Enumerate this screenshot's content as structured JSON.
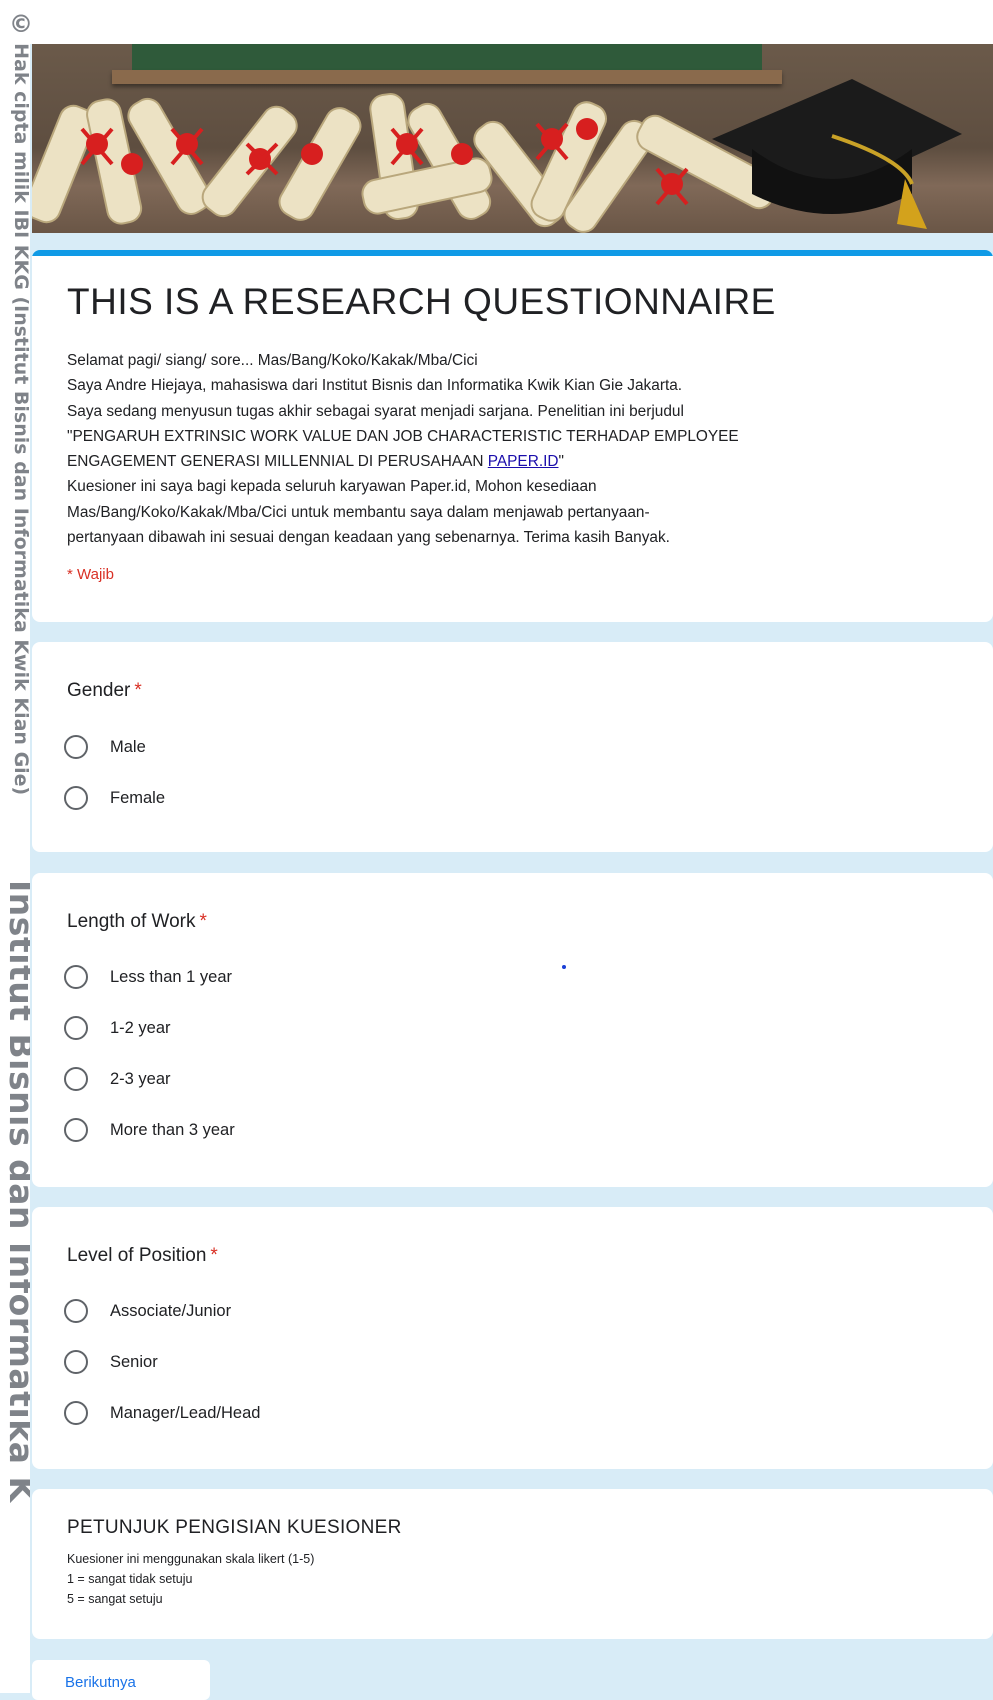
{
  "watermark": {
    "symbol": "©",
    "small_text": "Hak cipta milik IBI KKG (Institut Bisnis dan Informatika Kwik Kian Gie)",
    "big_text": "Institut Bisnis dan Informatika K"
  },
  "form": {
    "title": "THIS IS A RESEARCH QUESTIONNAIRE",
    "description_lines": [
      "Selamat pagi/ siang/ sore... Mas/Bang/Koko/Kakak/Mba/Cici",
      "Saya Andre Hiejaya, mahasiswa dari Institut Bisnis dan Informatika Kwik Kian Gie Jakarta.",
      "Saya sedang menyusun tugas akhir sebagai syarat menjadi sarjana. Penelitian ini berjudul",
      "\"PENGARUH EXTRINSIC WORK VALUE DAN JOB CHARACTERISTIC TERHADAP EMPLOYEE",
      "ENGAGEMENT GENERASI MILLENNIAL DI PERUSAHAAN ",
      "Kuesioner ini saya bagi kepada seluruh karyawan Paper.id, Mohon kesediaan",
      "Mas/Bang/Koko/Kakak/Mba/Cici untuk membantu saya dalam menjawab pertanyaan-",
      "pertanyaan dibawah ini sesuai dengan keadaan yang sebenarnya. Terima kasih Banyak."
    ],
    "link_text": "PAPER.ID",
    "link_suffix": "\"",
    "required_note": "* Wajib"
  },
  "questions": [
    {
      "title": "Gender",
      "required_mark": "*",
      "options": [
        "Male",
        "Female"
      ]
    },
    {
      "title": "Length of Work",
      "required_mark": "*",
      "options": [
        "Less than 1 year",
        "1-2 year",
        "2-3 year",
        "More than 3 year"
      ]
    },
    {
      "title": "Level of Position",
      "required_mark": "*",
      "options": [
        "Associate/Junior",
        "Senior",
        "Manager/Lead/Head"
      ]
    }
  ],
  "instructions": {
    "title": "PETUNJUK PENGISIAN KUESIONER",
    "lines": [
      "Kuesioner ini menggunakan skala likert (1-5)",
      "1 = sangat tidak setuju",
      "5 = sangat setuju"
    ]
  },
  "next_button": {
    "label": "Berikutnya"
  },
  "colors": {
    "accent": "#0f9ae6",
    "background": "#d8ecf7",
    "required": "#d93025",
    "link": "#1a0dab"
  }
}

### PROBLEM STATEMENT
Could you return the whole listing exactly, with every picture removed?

### FINAL ANSWER
Enumerate this screenshot's content as structured JSON.
{
  "watermark": {
    "symbol": "©",
    "small_text": "Hak cipta milik IBI KKG (Institut Bisnis dan Informatika Kwik Kian Gie)",
    "big_text": "Institut Bisnis dan Informatika K"
  },
  "form": {
    "title": "THIS IS A RESEARCH QUESTIONNAIRE",
    "description_lines": [
      "Selamat pagi/ siang/ sore... Mas/Bang/Koko/Kakak/Mba/Cici",
      "Saya Andre Hiejaya, mahasiswa dari Institut Bisnis dan Informatika Kwik Kian Gie Jakarta.",
      "Saya sedang menyusun tugas akhir sebagai syarat menjadi sarjana. Penelitian ini berjudul",
      "\"PENGARUH EXTRINSIC WORK VALUE DAN JOB CHARACTERISTIC TERHADAP EMPLOYEE",
      "ENGAGEMENT GENERASI MILLENNIAL DI PERUSAHAAN ",
      "Kuesioner ini saya bagi kepada seluruh karyawan Paper.id, Mohon kesediaan",
      "Mas/Bang/Koko/Kakak/Mba/Cici untuk membantu saya dalam menjawab pertanyaan-",
      "pertanyaan dibawah ini sesuai dengan keadaan yang sebenarnya. Terima kasih Banyak."
    ],
    "link_text": "PAPER.ID",
    "link_suffix": "\"",
    "required_note": "* Wajib"
  },
  "questions": [
    {
      "title": "Gender",
      "required_mark": "*",
      "options": [
        "Male",
        "Female"
      ]
    },
    {
      "title": "Length of Work",
      "required_mark": "*",
      "options": [
        "Less than 1 year",
        "1-2 year",
        "2-3 year",
        "More than 3 year"
      ]
    },
    {
      "title": "Level of Position",
      "required_mark": "*",
      "options": [
        "Associate/Junior",
        "Senior",
        "Manager/Lead/Head"
      ]
    }
  ],
  "instructions": {
    "title": "PETUNJUK PENGISIAN KUESIONER",
    "lines": [
      "Kuesioner ini menggunakan skala likert (1-5)",
      "1 = sangat tidak setuju",
      "5 = sangat setuju"
    ]
  },
  "next_button": {
    "label": "Berikutnya"
  },
  "colors": {
    "accent": "#0f9ae6",
    "background": "#d8ecf7",
    "required": "#d93025",
    "link": "#1a0dab"
  }
}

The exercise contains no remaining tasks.